STAMFORD — A colossal spoon, stained to symbolize burnt heroin, was installed Friday morning outside of Purdue Pharma’s Tresser Boulevard headquarters by protesters hoping to draw attention to the pharmaceutical company’s alleged role in the opioid epidemic.
The brief exhibition — trucked away by city workers a few hours after it was installed — coincided with a local art gallery opening.
The Fernando Luis Alvarez Gallery on Bedford Street opened the “Opioid: Express Yourself” exhibit on Friday night. The mixed-medium collection “provides a platform for artists in a variety of mediums to confront the culprits of this epidemic,” according to a news release.
The sooty steel spoon, which weighed more than 500 pounds, was put up by Alvarez, who was arrested an hour after the 8:30 a.m. installation and charged with obstructing free passage, police said.
The spoon sat in the middle of a driveway and the sidewalk.
“They dropped this 600-pound statue and obviously they can’t do that,” Police Capt. Diedrich Hohn said. “I think his agenda was to be arrested.”
The sculpture, by Massachusetts artist Domenic Esposito, was an homage to his brother, Danny, who has battled addiction.
“It’s a symbol of what’s basically the albatross of my family where my mom would find this kind of burnt spoon every time my brother relapsed,” Esposito said.
He said his brother started using heroin after taking OxyContin, the drug Purdue crafted and marketed feet away at 201 Tresser Blvd.
“He didn’t know what he was getting into,” Esposito said. “There’s tons of this stuff around and it’s relativity cheap still on the street...there is no one stopping it from ending up on the street.”
In a statement, Purdue Pharma said it “shares the protesters’ concern about the opioid crisis and respect their right to peacefully express themselves.”
“Purdue is committed to working collaboratively with those affected by this public-health crisis on meaningful solutions to help stem the tide of opioid-related overdose deaths,” the statement read.
Hohn said police tried to reason with Alvarez for more than an hour, asking him to remove the spoon. However, Hohn said he refused and police arrested him after consulting with the State’s Attorney’s Office.
After a few hours on display next to a Seward Johnson sculpture put up for the summer, a public works bulldozer lifted the spoon with the help of police officers and public works employees. The spoon was taken to a Waterside police evidence depot.

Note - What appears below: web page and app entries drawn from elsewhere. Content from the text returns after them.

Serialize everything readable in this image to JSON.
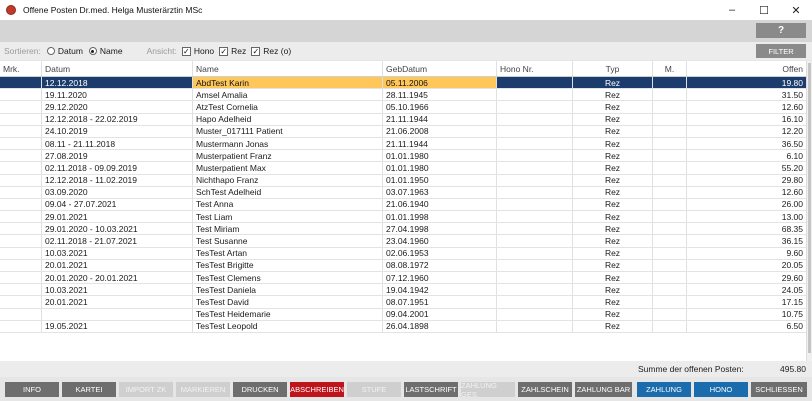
{
  "window": {
    "title": "Offene Posten Dr.med. Helga Musterärztin MSc",
    "minimize": "–",
    "maximize": "☐",
    "close": "✕"
  },
  "toolbar": {
    "help_label": "?",
    "filter_label": "FILTER"
  },
  "sort": {
    "label": "Sortieren:",
    "option_date": "Datum",
    "option_name": "Name",
    "selected": "Name"
  },
  "view": {
    "label": "Ansicht:",
    "hono": "Hono",
    "hono_checked": true,
    "rez": "Rez",
    "rez_checked": true,
    "rez_o": "Rez (o)",
    "rez_o_checked": true
  },
  "columns": {
    "mrk": "Mrk.",
    "datum": "Datum",
    "name": "Name",
    "gebdatum": "GebDatum",
    "hono_nr": "Hono Nr.",
    "typ": "Typ",
    "m": "M.",
    "offen": "Offen"
  },
  "rows": [
    {
      "datum": "12.12.2018",
      "name": "AbdTest Karin",
      "geb": "05.11.2006",
      "typ": "Rez",
      "offen": "19.80"
    },
    {
      "datum": "19.11.2020",
      "name": "Amsel Amalia",
      "geb": "28.11.1945",
      "typ": "Rez",
      "offen": "31.50"
    },
    {
      "datum": "29.12.2020",
      "name": "AtzTest Cornelia",
      "geb": "05.10.1966",
      "typ": "Rez",
      "offen": "12.60"
    },
    {
      "datum": "12.12.2018 - 22.02.2019",
      "name": "Hapo Adelheid",
      "geb": "21.11.1944",
      "typ": "Rez",
      "offen": "16.10"
    },
    {
      "datum": "24.10.2019",
      "name": "Muster_017111 Patient",
      "geb": "21.06.2008",
      "typ": "Rez",
      "offen": "12.20"
    },
    {
      "datum": "08.11 - 21.11.2018",
      "name": "Mustermann Jonas",
      "geb": "21.11.1944",
      "typ": "Rez",
      "offen": "36.50"
    },
    {
      "datum": "27.08.2019",
      "name": "Musterpatient Franz",
      "geb": "01.01.1980",
      "typ": "Rez",
      "offen": "6.10"
    },
    {
      "datum": "02.11.2018 - 09.09.2019",
      "name": "Musterpatient Max",
      "geb": "01.01.1980",
      "typ": "Rez",
      "offen": "55.20"
    },
    {
      "datum": "12.12.2018 - 11.02.2019",
      "name": "Nichthapo Franz",
      "geb": "01.01.1950",
      "typ": "Rez",
      "offen": "29.80"
    },
    {
      "datum": "03.09.2020",
      "name": "SchTest Adelheid",
      "geb": "03.07.1963",
      "typ": "Rez",
      "offen": "12.60"
    },
    {
      "datum": "09.04 - 27.07.2021",
      "name": "Test Anna",
      "geb": "21.06.1940",
      "typ": "Rez",
      "offen": "26.00"
    },
    {
      "datum": "29.01.2021",
      "name": "Test Liam",
      "geb": "01.01.1998",
      "typ": "Rez",
      "offen": "13.00"
    },
    {
      "datum": "29.01.2020 - 10.03.2021",
      "name": "Test Miriam",
      "geb": "27.04.1998",
      "typ": "Rez",
      "offen": "68.35"
    },
    {
      "datum": "02.11.2018 - 21.07.2021",
      "name": "Test Susanne",
      "geb": "23.04.1960",
      "typ": "Rez",
      "offen": "36.15"
    },
    {
      "datum": "10.03.2021",
      "name": "TesTest Artan",
      "geb": "02.06.1953",
      "typ": "Rez",
      "offen": "9.60"
    },
    {
      "datum": "20.01.2021",
      "name": "TesTest Brigitte",
      "geb": "08.08.1972",
      "typ": "Rez",
      "offen": "20.05"
    },
    {
      "datum": "20.01.2020 - 20.01.2021",
      "name": "TesTest Clemens",
      "geb": "07.12.1960",
      "typ": "Rez",
      "offen": "29.60"
    },
    {
      "datum": "10.03.2021",
      "name": "TesTest Daniela",
      "geb": "19.04.1942",
      "typ": "Rez",
      "offen": "24.05"
    },
    {
      "datum": "20.01.2021",
      "name": "TesTest David",
      "geb": "08.07.1951",
      "typ": "Rez",
      "offen": "17.15"
    },
    {
      "datum": "",
      "name": "TesTest Heidemarie",
      "geb": "09.04.2001",
      "typ": "Rez",
      "offen": "10.75"
    },
    {
      "datum": "19.05.2021",
      "name": "TesTest Leopold",
      "geb": "26.04.1898",
      "typ": "Rez",
      "offen": "6.50"
    }
  ],
  "summary": {
    "label": "Summe der offenen Posten:",
    "value": "495.80"
  },
  "footer_buttons": [
    {
      "label": "INFO",
      "enabled": true,
      "style": "gray"
    },
    {
      "label": "KARTEI",
      "enabled": true,
      "style": "gray"
    },
    {
      "label": "IMPORT ZK",
      "enabled": false,
      "style": "gray"
    },
    {
      "label": "MARKIEREN",
      "enabled": false,
      "style": "gray"
    },
    {
      "label": "DRUCKEN",
      "enabled": true,
      "style": "gray"
    },
    {
      "label": "ABSCHREIBEN",
      "enabled": true,
      "style": "red"
    },
    {
      "label": "STUFE",
      "enabled": false,
      "style": "gray"
    },
    {
      "label": "LASTSCHRIFT",
      "enabled": true,
      "style": "gray"
    },
    {
      "label": "ZAHLUNG GES.",
      "enabled": false,
      "style": "gray"
    },
    {
      "label": "ZAHLSCHEIN",
      "enabled": true,
      "style": "gray"
    },
    {
      "label": "ZAHLUNG BAR",
      "enabled": true,
      "style": "gray"
    },
    {
      "label": "ZAHLUNG",
      "enabled": true,
      "style": "blue"
    },
    {
      "label": "HONO",
      "enabled": true,
      "style": "blue"
    },
    {
      "label": "SCHLIESSEN",
      "enabled": true,
      "style": "gray"
    }
  ],
  "colors": {
    "selected_row": "#1d3c6e",
    "selected_highlight": "#ffc75a",
    "danger": "#c0141c",
    "primary": "#1b6cac"
  }
}
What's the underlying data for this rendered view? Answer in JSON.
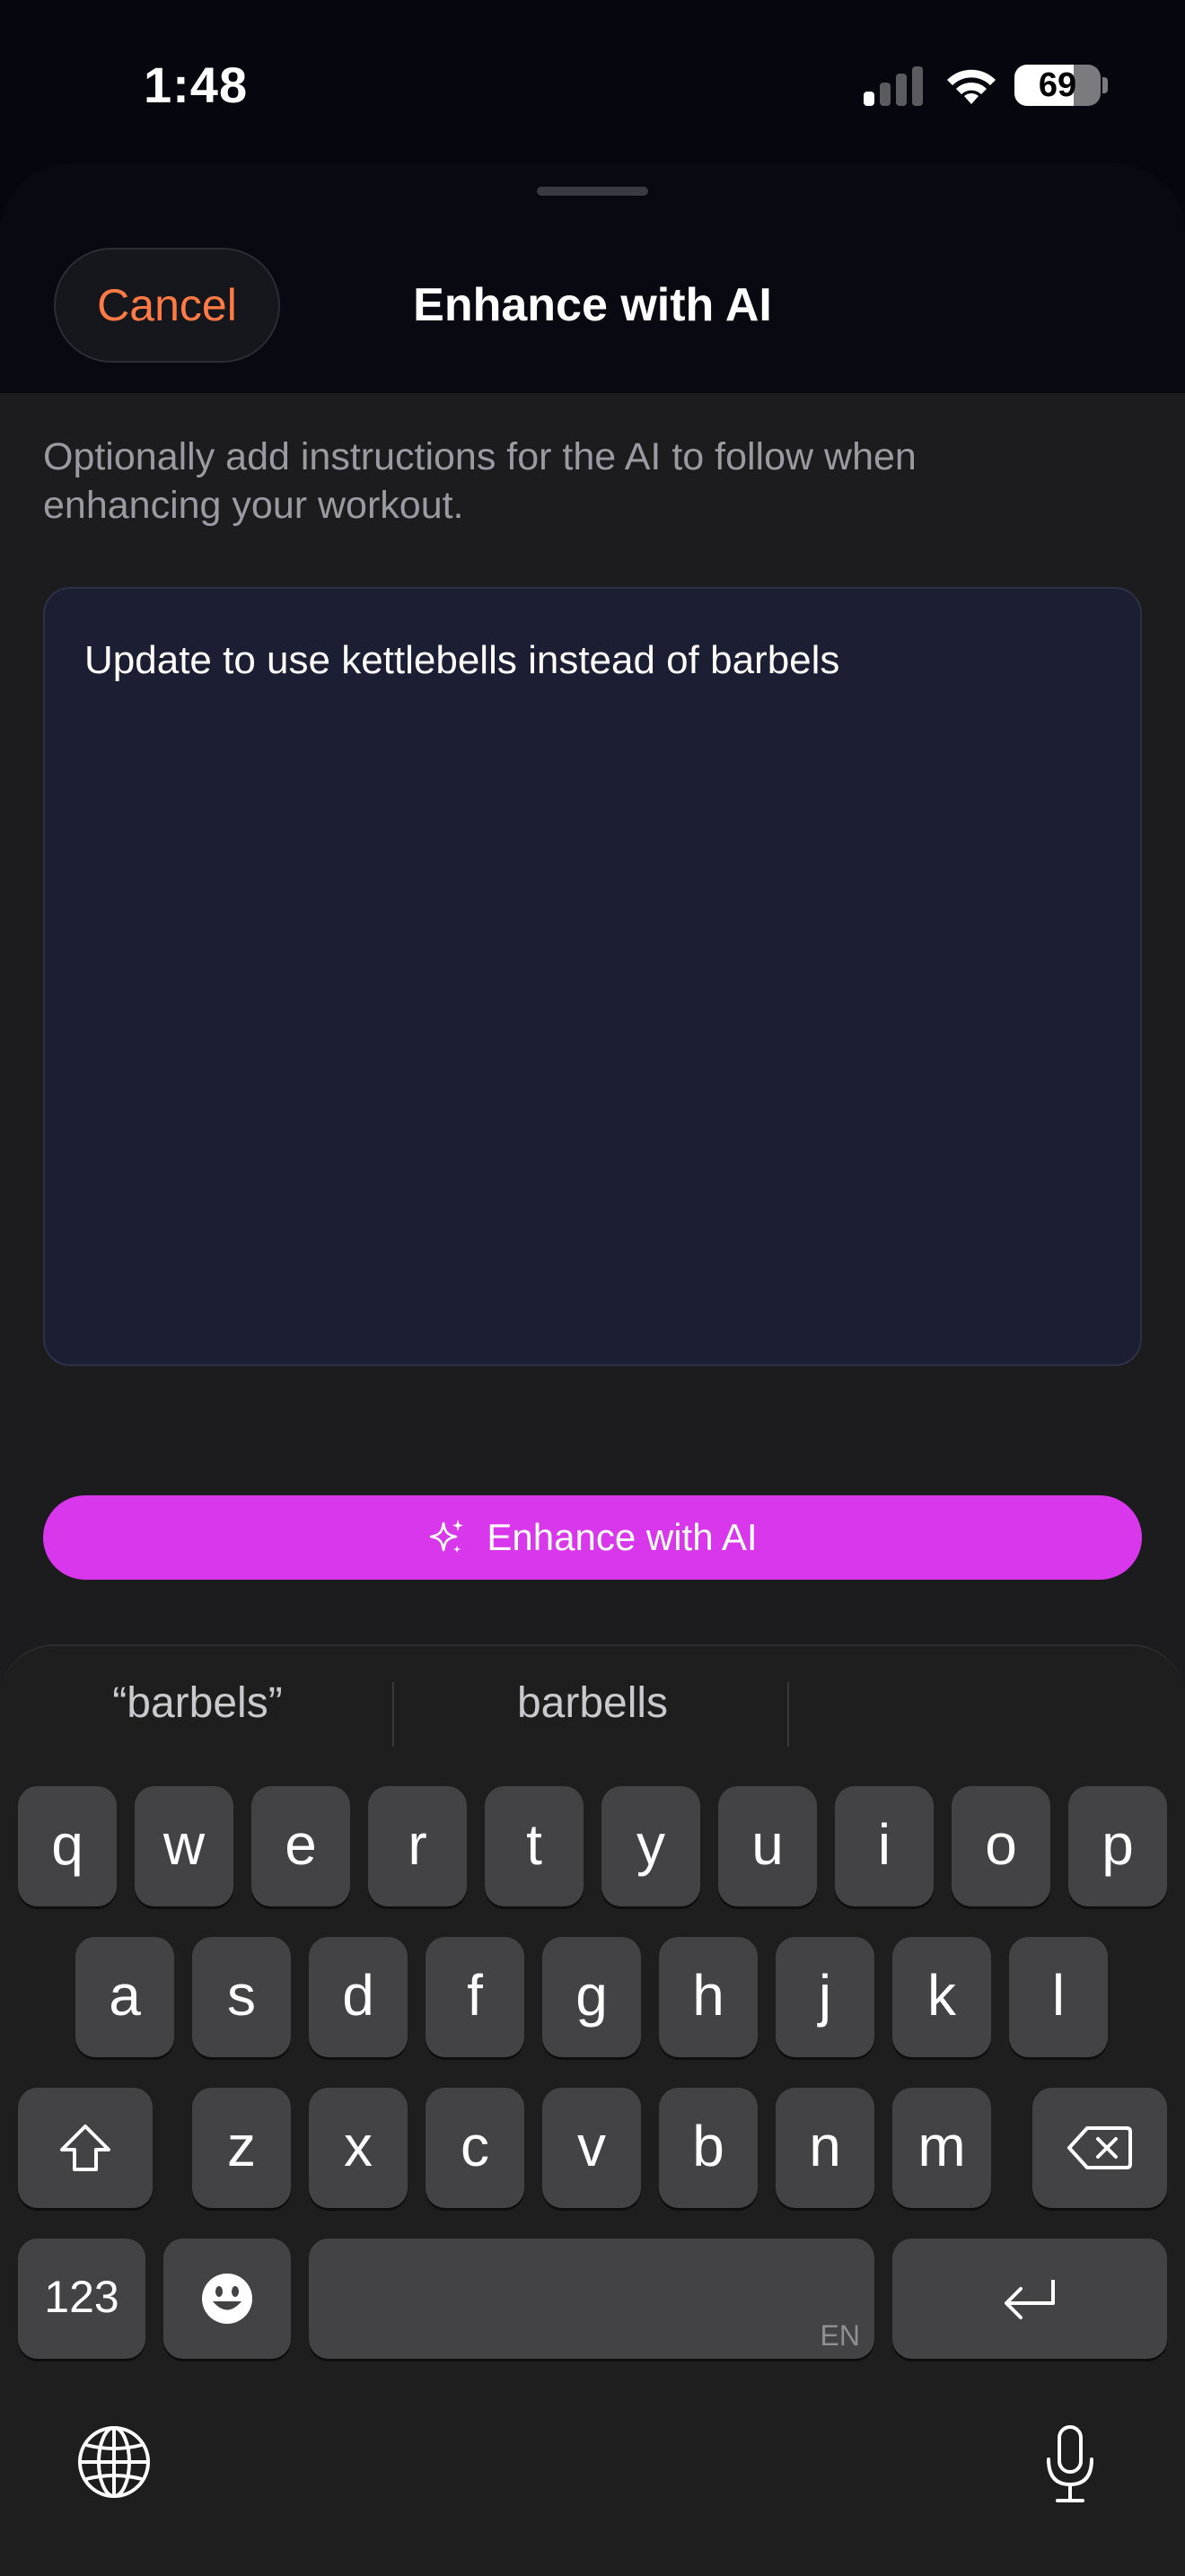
{
  "status_bar": {
    "time": "1:48",
    "battery": "69",
    "signal_bars_active": 1
  },
  "sheet": {
    "cancel_label": "Cancel",
    "title": "Enhance with AI",
    "instructions": "Optionally add instructions for the AI to follow when enhancing your workout.",
    "instructions_value": "Update to use kettlebells instead of barbels",
    "enhance_button_label": "Enhance with AI",
    "colors": {
      "accent": "#d937ec",
      "cancel": "#ff7a45",
      "field_bg": "#1c1f33"
    }
  },
  "keyboard": {
    "suggestions": [
      "“barbels”",
      "barbells",
      ""
    ],
    "row1": [
      "q",
      "w",
      "e",
      "r",
      "t",
      "y",
      "u",
      "i",
      "o",
      "p"
    ],
    "row2": [
      "a",
      "s",
      "d",
      "f",
      "g",
      "h",
      "j",
      "k",
      "l"
    ],
    "row3": [
      "z",
      "x",
      "c",
      "v",
      "b",
      "n",
      "m"
    ],
    "numbers_label": "123",
    "language_indicator": "EN",
    "icons": [
      "shift-icon",
      "delete-icon",
      "emoji-icon",
      "return-icon",
      "globe-icon",
      "microphone-icon"
    ]
  }
}
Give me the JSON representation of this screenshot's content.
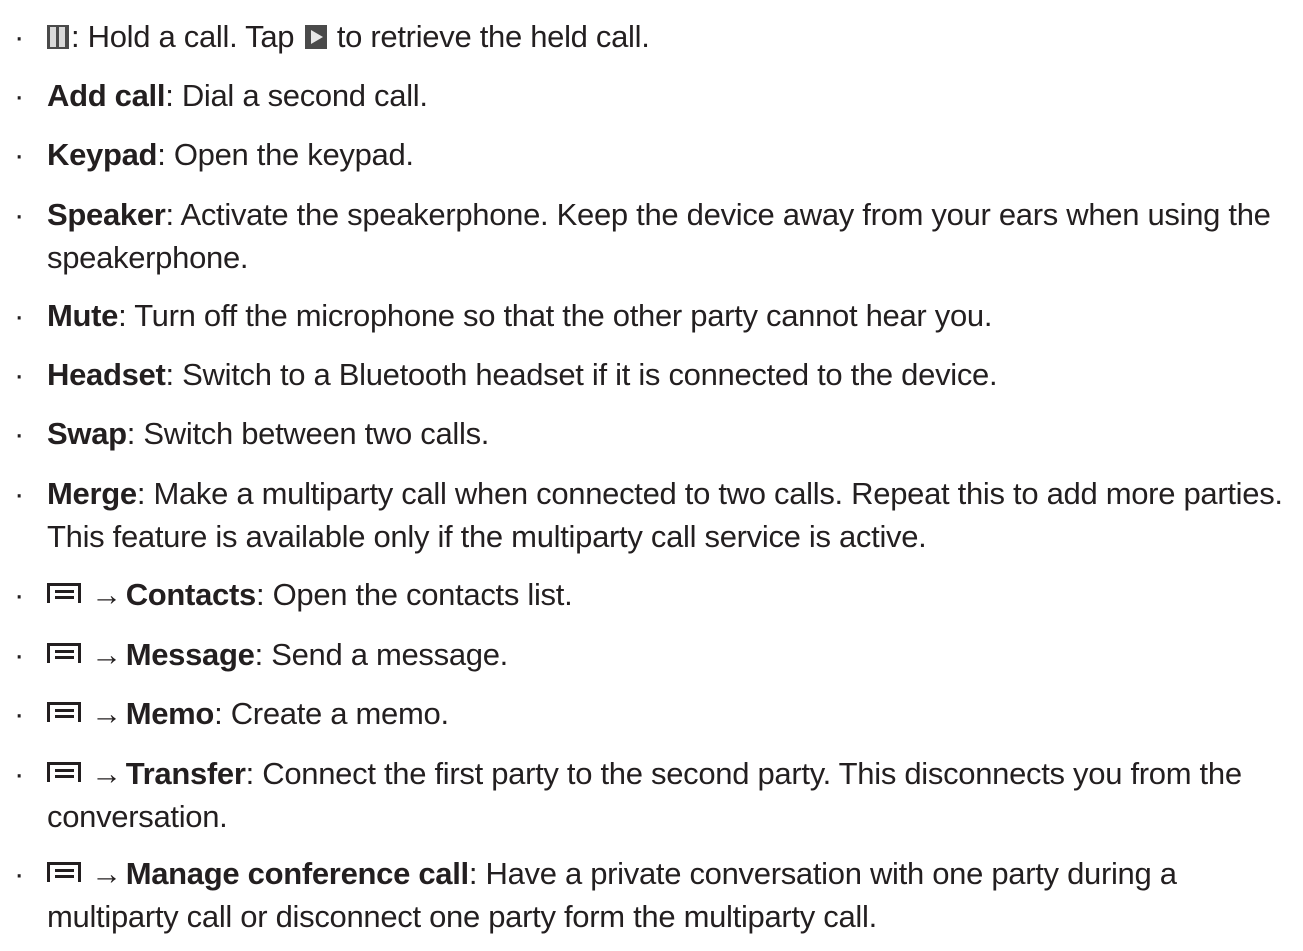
{
  "items": [
    {
      "icon": "pause-icon",
      "label": "",
      "text": ": Hold a call. Tap ",
      "icon2": "play-icon",
      "text2": " to retrieve the held call."
    },
    {
      "label": "Add call",
      "text": ": Dial a second call."
    },
    {
      "label": "Keypad",
      "text": ": Open the keypad."
    },
    {
      "label": "Speaker",
      "text": ": Activate the speakerphone. Keep the device away from your ears when using the speakerphone."
    },
    {
      "label": "Mute",
      "text": ": Turn off the microphone so that the other party cannot hear you."
    },
    {
      "label": "Headset",
      "text": ": Switch to a Bluetooth headset if it is connected to the device."
    },
    {
      "label": "Swap",
      "text": ": Switch between two calls."
    },
    {
      "label": "Merge",
      "text": ": Make a multiparty call when connected to two calls. Repeat this to add more parties. This feature is available only if the multiparty call service is active."
    },
    {
      "icon": "menu-icon",
      "arrow": "→",
      "label": "Contacts",
      "text": ": Open the contacts list."
    },
    {
      "icon": "menu-icon",
      "arrow": "→",
      "label": "Message",
      "text": ": Send a message."
    },
    {
      "icon": "menu-icon",
      "arrow": "→",
      "label": "Memo",
      "text": ": Create a memo."
    },
    {
      "icon": "menu-icon",
      "arrow": "→",
      "label": "Transfer",
      "text": ": Connect the first party to the second party. This disconnects you from the conversation."
    },
    {
      "icon": "menu-icon",
      "arrow": "→",
      "label": "Manage conference call",
      "text": ": Have a private conversation with one party during a multiparty call or disconnect one party form the multiparty call."
    }
  ],
  "bullet": "·"
}
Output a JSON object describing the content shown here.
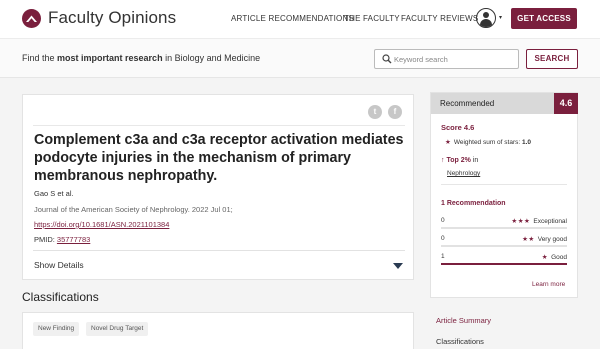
{
  "header": {
    "brand": "Faculty Opinions",
    "nav": [
      "ARTICLE RECOMMENDATIONS",
      "THE FACULTY",
      "FACULTY REVIEWS"
    ],
    "cta_label": "GET ACCESS",
    "user_caret": "▾"
  },
  "search": {
    "tagline_pre": "Find the ",
    "tagline_bold": "most important research",
    "tagline_post": " in Biology and Medicine",
    "placeholder": "Keyword search",
    "button_label": "SEARCH"
  },
  "article": {
    "share_twitter": "t",
    "share_facebook": "f",
    "title": "Complement c3a and c3a receptor activation mediates podocyte injuries in the mechanism of primary membranous nephropathy.",
    "authors": "Gao S et al.",
    "journal": "Journal of the American Society of Nephrology. 2022 Jul 01;",
    "doi": "https://doi.org/10.1681/ASN.2021101384",
    "pmid_label": "PMID: ",
    "pmid_value": "35777783",
    "show_details": "Show Details"
  },
  "classifications": {
    "heading": "Classifications",
    "chips": [
      "New Finding",
      "Novel Drug Target"
    ]
  },
  "recommended": {
    "header_label": "Recommended",
    "score_box": "4.6",
    "score_text": "Score 4.6",
    "weighted_label": "Weighted sum of stars: ",
    "weighted_value": "1.0",
    "top_arrow": "↑",
    "top_pct": "Top 2%",
    "top_in": " in",
    "field": "Nephrology",
    "count_label": "1 Recommendation",
    "rows": [
      {
        "count": "0",
        "stars": "★★★",
        "label": "Exceptional",
        "fraction": 0
      },
      {
        "count": "0",
        "stars": "★★",
        "label": "Very good",
        "fraction": 0
      },
      {
        "count": "1",
        "stars": "★",
        "label": "Good",
        "fraction": 1
      }
    ],
    "learn_more": "Learn more",
    "star": "★"
  },
  "sidebar_links": [
    "Article Summary",
    "Classifications"
  ],
  "colors": {
    "brand": "#7a1f3d",
    "header_gray": "#d9d9d9"
  }
}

“It’ll be there until we know what to do with it,” one police officer at the scene said. “It’s a big sculpture."